(RECORD SET)

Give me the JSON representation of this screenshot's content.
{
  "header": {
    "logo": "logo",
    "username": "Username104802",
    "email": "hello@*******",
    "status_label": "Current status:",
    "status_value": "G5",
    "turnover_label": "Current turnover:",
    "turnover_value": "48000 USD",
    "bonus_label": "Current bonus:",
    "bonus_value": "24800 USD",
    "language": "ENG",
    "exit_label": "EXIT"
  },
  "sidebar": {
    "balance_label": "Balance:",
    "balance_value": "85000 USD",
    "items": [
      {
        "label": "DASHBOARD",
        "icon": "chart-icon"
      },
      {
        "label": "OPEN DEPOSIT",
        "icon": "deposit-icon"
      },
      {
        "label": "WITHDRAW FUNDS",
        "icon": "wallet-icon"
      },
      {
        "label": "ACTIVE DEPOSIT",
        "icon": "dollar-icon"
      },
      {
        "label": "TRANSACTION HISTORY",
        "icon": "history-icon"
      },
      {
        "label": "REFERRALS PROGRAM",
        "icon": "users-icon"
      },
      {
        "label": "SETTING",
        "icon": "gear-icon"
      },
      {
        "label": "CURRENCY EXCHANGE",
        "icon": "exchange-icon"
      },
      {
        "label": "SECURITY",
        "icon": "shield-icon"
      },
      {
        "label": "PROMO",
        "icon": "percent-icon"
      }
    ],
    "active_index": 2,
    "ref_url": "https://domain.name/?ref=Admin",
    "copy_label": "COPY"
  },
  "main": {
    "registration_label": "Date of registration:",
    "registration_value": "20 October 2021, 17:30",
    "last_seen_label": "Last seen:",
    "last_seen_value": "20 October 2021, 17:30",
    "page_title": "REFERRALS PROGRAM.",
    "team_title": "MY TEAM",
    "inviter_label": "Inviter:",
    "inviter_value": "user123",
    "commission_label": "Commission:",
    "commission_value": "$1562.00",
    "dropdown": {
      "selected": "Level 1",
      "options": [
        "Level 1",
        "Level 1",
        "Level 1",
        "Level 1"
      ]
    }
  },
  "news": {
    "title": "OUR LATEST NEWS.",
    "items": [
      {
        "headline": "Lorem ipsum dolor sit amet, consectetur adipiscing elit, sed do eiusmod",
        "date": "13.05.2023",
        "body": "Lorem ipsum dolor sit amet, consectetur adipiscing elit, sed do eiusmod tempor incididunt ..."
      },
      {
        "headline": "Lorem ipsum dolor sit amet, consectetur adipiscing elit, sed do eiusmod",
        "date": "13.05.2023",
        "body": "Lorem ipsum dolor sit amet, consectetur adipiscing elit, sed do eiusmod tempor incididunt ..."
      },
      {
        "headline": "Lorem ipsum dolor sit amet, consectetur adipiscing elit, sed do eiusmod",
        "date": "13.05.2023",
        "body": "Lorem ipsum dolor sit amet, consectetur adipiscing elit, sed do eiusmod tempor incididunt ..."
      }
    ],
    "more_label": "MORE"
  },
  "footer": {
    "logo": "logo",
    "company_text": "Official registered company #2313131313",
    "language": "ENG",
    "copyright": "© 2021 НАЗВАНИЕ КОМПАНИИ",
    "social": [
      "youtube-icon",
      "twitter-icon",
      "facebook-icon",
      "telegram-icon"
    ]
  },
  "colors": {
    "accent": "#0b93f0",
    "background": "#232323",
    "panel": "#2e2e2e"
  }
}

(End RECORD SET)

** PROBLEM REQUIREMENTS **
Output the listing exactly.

** RESPONSE TO THE EXERCISE **
Give me the JSON representation of this screenshot's content.
{
  "header": {
    "logo": "logo",
    "username": "Username104802",
    "email": "hello@*******",
    "status_label": "Current status:",
    "status_value": "G5",
    "turnover_label": "Current turnover:",
    "turnover_value": "48000 USD",
    "bonus_label": "Current bonus:",
    "bonus_value": "24800 USD",
    "language": "ENG",
    "exit_label": "EXIT"
  },
  "sidebar": {
    "balance_label": "Balance:",
    "balance_value": "85000 USD",
    "items": [
      {
        "label": "DASHBOARD",
        "icon": "chart-icon"
      },
      {
        "label": "OPEN DEPOSIT",
        "icon": "deposit-icon"
      },
      {
        "label": "WITHDRAW FUNDS",
        "icon": "wallet-icon"
      },
      {
        "label": "ACTIVE DEPOSIT",
        "icon": "dollar-icon"
      },
      {
        "label": "TRANSACTION HISTORY",
        "icon": "history-icon"
      },
      {
        "label": "REFERRALS PROGRAM",
        "icon": "users-icon"
      },
      {
        "label": "SETTING",
        "icon": "gear-icon"
      },
      {
        "label": "CURRENCY EXCHANGE",
        "icon": "exchange-icon"
      },
      {
        "label": "SECURITY",
        "icon": "shield-icon"
      },
      {
        "label": "PROMO",
        "icon": "percent-icon"
      }
    ],
    "active_index": 2,
    "ref_url": "https://domain.name/?ref=Admin",
    "copy_label": "COPY"
  },
  "main": {
    "registration_label": "Date of registration:",
    "registration_value": "20 October 2021, 17:30",
    "last_seen_label": "Last seen:",
    "last_seen_value": "20 October 2021, 17:30",
    "page_title": "REFERRALS PROGRAM.",
    "team_title": "MY TEAM",
    "inviter_label": "Inviter:",
    "inviter_value": "user123",
    "commission_label": "Commission:",
    "commission_value": "$1562.00",
    "dropdown": {
      "selected": "Level 1",
      "options": [
        "Level 1",
        "Level 1",
        "Level 1",
        "Level 1"
      ]
    }
  },
  "news": {
    "title": "OUR LATEST NEWS.",
    "items": [
      {
        "headline": "Lorem ipsum dolor sit amet, consectetur adipiscing elit, sed do eiusmod",
        "date": "13.05.2023",
        "body": "Lorem ipsum dolor sit amet, consectetur adipiscing elit, sed do eiusmod tempor incididunt ..."
      },
      {
        "headline": "Lorem ipsum dolor sit amet, consectetur adipiscing elit, sed do eiusmod",
        "date": "13.05.2023",
        "body": "Lorem ipsum dolor sit amet, consectetur adipiscing elit, sed do eiusmod tempor incididunt ..."
      },
      {
        "headline": "Lorem ipsum dolor sit amet, consectetur adipiscing elit, sed do eiusmod",
        "date": "13.05.2023",
        "body": "Lorem ipsum dolor sit amet, consectetur adipiscing elit, sed do eiusmod tempor incididunt ..."
      }
    ],
    "more_label": "MORE"
  },
  "footer": {
    "logo": "logo",
    "company_text": "Official registered company #2313131313",
    "language": "ENG",
    "copyright": "© 2021 НАЗВАНИЕ КОМПАНИИ",
    "social": [
      "youtube-icon",
      "twitter-icon",
      "facebook-icon",
      "telegram-icon"
    ]
  },
  "colors": {
    "accent": "#0b93f0",
    "background": "#232323",
    "panel": "#2e2e2e"
  }
}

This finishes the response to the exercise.